+++ Supplied material +++

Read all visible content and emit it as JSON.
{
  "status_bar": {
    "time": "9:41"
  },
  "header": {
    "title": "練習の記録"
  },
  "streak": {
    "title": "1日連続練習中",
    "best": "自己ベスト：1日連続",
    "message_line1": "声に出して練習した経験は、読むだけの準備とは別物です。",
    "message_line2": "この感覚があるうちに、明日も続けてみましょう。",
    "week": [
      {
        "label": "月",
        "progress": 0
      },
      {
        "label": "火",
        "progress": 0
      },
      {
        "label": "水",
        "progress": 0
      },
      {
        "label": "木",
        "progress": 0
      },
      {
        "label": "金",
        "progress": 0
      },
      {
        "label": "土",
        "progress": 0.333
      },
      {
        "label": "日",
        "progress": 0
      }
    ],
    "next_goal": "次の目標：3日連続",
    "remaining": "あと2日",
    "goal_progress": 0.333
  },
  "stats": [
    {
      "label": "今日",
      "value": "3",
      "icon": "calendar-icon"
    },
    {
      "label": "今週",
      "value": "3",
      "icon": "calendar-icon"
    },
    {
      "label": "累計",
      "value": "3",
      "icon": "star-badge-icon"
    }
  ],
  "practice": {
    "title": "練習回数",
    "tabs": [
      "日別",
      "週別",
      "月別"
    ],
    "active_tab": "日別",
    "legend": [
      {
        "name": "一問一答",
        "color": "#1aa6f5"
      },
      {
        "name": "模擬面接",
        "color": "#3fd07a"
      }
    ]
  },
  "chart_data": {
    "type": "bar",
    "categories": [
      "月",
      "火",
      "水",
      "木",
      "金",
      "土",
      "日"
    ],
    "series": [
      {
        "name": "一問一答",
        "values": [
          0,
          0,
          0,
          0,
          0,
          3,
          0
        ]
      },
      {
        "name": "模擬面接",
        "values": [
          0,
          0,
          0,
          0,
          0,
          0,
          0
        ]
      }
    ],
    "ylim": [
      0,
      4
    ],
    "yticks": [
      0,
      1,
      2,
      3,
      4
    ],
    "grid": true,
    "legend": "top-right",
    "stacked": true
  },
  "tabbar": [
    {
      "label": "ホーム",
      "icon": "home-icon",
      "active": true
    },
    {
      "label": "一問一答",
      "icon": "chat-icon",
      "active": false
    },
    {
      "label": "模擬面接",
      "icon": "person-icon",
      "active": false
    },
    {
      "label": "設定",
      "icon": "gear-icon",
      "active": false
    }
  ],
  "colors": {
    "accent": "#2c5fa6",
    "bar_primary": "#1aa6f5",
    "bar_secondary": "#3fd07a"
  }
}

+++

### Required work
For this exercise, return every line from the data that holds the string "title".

### Answer box
    "title": "練習の記録"
    "title": "1日連続練習中",
    "title": "練習回数",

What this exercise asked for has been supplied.